Some respite was found briefly as we made a descent beneath Montevideo’s main plaza and paid our respects at the dimly lit mausoleum to General Artigas, a hero of independence.
Meanwhile out, the rains in fact continued to get heavier, the longer we walked, the wetter we obviously became.
We toyed with the idea of heading back to the hostel, however this was our only real day in town, so we decided to soldier on.
Somehow these few sentences saw an hour or so elapse, by which time we realised our small snack of meat on a stick was no longer keeping our hunger pangs at bay.
One of the hostel staff had shown us where we might find some good Parilla, and it was upon reaching this location that we finally found the first crowds since the morning market.
From within this large, corrugated roofed structure, wafted the delicious smells of cooking meats and the promise of getting indoors out of the rain for a little time at least.

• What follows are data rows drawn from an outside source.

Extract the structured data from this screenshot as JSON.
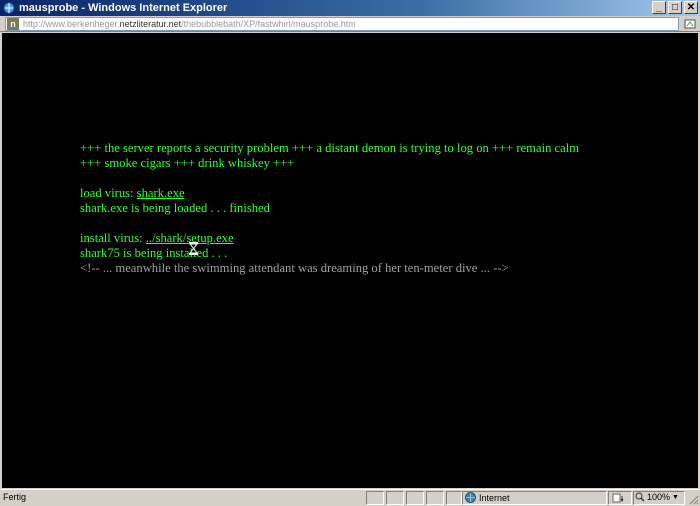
{
  "window": {
    "title": "mausprobe - Windows Internet Explorer",
    "buttons": {
      "minimize": "_",
      "maximize": "□",
      "close": "✕"
    }
  },
  "address": {
    "icon_letter": "n",
    "url_prefix": "http://www.berkenheger.",
    "url_host": "netzliteratur.net",
    "url_path": "/thebubblebath/XP/fastwhirl/mausprobe.htm"
  },
  "content": {
    "line1": "+++ the server reports a security problem +++ a distant demon is trying to log on +++ remain calm",
    "line2": "+++ smoke cigars +++ drink whiskey +++",
    "load_label": "load virus: ",
    "load_link": "shark.exe",
    "load_status": "shark.exe is being loaded . . . finished",
    "install_label": "install virus: ",
    "install_link": "../shark/setup.exe",
    "install_status": "shark75 is being installed . . .",
    "comment": "<!-- ... meanwhile the swimming attendant was dreaming of her ten-meter dive ... -->"
  },
  "status": {
    "text": "Fertig",
    "zone": "Internet",
    "zoom": "100%"
  },
  "colors": {
    "terminal_green": "#33ff33",
    "comment_gray": "#a0a0a0",
    "background": "#000000"
  }
}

Within was an array of vendors, some looking casual, eat at the bar affairs, others complete with white linen table cloths and full table service, and some sat somewhere in the middle.

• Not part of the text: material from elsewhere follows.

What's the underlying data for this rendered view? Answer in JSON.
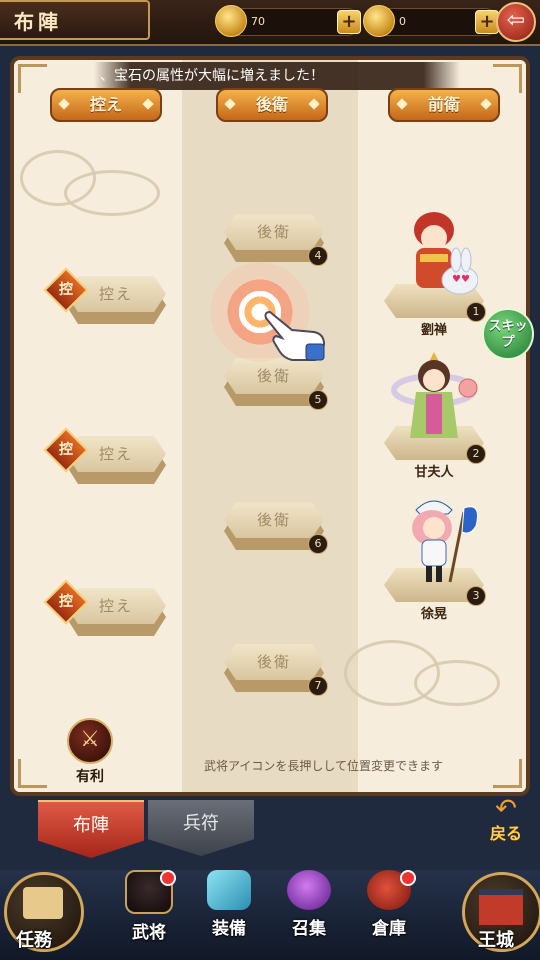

Hawkers did their best lure you in, we checked a few menus, then sat down at a bar, by now fully seduced by the thought of some rare meat and red wine.
Our spirits restored, we emerged to find the rain had ceased so we took the time for a stroll along the city’s waterfront.
Many areas looked a little run down, but we did our best to imagine it bustling with life on a sunny day or during the working week.
After all this was a Sunday, right in the middle of winter.
Eventually feeling a little fatigued, we retired to our hostel where we simply relaxed and cooked ourselves a final Montevideo dinner.
After all, this was winter, so the following morning we were off to the beach!
* Our overnight bus from Puerto Iguazu to Concordia on the Argentina/Uruguay border cost us $612.80 pesos (that was with a 20% discount for paying cash).
* From Concordia, we arrange a transfer across the border with a bus connection to Montevideo for $76.00 US (it was cheaper to pay in US dollars than $1,000.00 Argentine pesos).
* The actual breakdown was Concordia to Salto for $119.00 URY pesos, and Salto to Montevideo for $835.00 URY pesos.